A man feels he has been discriminated against after a local university recently dismissed him.
Gary Campbell, Ohio, says he isn't allowed to finish his degree at Clarks Summit University because he is gay.
"It just brought up a lot of old feelings, a lot of negative feelings about what they think about my lifestyle," Campbell told FOX 56 via Skype Monday.
He says, last month, he was shunned from the private religious school over his sexual orientation.
"It hurt. I took me a couple days to, you know, recuperate from that."
Campbell first attended the university from 2001-2003. He says he had more than 100 credits before he left the school to save money. At the time, he says he wasn't able to transfer his credits to other schools .
During his first stint, Campbell says he thought he could actively turn away from being gay, believing it was "sinful and wrong." It's something he no longer believes.
"I gave it an honest effort. At that time I was just a different person. I thought I could change this. "
He then went on to enlist in the Navy. After his service, Campbell says he struggled with substance abuse. He's now in recovery and says he has been sober for 19 months.

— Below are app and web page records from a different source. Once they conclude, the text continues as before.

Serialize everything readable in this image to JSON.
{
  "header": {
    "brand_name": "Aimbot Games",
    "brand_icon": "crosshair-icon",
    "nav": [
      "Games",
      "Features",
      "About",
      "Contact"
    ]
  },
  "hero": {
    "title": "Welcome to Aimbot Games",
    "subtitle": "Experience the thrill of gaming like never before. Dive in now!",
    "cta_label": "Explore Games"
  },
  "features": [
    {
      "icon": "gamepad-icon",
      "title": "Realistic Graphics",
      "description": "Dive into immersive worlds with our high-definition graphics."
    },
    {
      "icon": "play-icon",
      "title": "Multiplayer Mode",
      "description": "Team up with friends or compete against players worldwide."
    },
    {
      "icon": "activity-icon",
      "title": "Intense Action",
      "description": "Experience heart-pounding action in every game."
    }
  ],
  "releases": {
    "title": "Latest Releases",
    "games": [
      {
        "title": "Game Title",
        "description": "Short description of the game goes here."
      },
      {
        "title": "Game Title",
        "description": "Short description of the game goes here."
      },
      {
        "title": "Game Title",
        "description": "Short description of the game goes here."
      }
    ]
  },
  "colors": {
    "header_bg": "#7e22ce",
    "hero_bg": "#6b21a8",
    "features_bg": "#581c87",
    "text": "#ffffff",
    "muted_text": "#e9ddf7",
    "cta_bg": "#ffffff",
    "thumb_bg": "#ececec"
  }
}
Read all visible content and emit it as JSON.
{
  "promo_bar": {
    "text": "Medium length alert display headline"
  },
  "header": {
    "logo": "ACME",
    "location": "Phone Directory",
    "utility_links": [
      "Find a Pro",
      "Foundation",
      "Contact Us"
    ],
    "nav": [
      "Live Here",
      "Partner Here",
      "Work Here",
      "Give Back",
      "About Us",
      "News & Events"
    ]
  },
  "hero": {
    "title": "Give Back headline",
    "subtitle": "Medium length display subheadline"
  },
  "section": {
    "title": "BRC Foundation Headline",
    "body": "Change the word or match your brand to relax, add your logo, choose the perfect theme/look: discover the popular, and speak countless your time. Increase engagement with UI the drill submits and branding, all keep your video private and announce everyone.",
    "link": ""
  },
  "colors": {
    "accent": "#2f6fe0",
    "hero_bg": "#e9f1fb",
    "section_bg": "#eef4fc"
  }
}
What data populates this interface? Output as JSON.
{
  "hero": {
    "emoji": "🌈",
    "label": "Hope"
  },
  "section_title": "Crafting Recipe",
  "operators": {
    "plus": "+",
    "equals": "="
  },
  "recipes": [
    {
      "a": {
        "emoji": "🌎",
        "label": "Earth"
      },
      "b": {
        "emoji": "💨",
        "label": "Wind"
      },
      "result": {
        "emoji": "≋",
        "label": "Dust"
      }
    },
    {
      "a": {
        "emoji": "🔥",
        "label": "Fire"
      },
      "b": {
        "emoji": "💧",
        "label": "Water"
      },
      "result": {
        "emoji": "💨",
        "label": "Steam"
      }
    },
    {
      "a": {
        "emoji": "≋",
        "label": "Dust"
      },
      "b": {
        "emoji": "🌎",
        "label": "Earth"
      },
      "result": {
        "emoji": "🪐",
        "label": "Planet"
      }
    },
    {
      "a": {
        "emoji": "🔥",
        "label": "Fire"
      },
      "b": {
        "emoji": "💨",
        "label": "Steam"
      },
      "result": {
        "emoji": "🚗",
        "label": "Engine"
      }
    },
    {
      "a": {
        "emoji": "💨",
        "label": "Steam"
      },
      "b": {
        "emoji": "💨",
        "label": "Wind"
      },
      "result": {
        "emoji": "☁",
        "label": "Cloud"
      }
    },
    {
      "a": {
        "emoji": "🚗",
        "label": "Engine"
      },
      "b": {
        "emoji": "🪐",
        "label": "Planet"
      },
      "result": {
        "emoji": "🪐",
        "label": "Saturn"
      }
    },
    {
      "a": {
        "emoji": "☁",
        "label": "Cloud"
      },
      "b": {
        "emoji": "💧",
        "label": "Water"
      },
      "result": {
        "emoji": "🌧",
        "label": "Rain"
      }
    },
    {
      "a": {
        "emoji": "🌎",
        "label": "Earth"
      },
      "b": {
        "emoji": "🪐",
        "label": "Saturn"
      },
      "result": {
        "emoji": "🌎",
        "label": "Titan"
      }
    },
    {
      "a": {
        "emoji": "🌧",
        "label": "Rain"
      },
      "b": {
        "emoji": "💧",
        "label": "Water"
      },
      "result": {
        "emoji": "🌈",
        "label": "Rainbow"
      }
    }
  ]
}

One of his goals for recovery has been to go back and earn his degree, which led him back to Clarks Summit University after all these years.
"They said well you only need two more classes to finish up. I was like wow that's great...I got a call from the Dean of Students that said congratulations on wanting to finish your degree here. You're all set."
However, he soon found out he was not welcome.
An email sent to Campbell, from school officials, reads:
I am sorry but you are in violation of our code of conduct as found in the student handbook. We have no choice but to dismiss you from Clarks Summit University.
Campbell says he was aware of the student code of conduct and unsuccessfully appealed the university's decision.
FOX56 received a statement from Clarks Summit University:
Clarks Summit University has prepared Christ-centered, career-ready graduates for more than 80 years. Since the time of our founding in 1932, our private, Christian college embraces its Baptist convictions and propels graduates into careers and service opportunities around the globe.
As a Christian college, we expect all students to act in a way that is consistent with our biblical belief system. We have always clearly stated those beliefs and have exercised the freedom to uphold our faith.
To prepare students for worldwide service opportunities, CSU clearly affirms biblical sexuality. We clearly communicate to all prospective students that we adhere to biblical truths, and expect them to do the same. That is part of what has made CSU a successful educator for more than 80 years. We would be happy to assist any former or prospective student who does not choose to agree with those faith standards to find another school in order to finish a degree. Privacy is important to us for all students, so our general policy is not to discuss specific details of any student or applicants enrollment decision.
It appears the law is on the university's side. Campbell says he has reached out to attorneys and the ACLU. He says they haven't been able to help him, saying "legally" there isn't much he can do to fight it. Campbell says he hopes to raise awareness.
"It doesn't make sense to me why I can't get the same fair treatment. I don't wish any ill will towards the school. I hope they do well in the future, but things need to change," Campbell said.
He says he planned on taking online classes.
Since news first broke, Campbell says officials at Lackawanna College have reached out to him to see if they can help him. Campbell wants to go on to become a Peer Recovery Coach to help others dealing with substance abuse.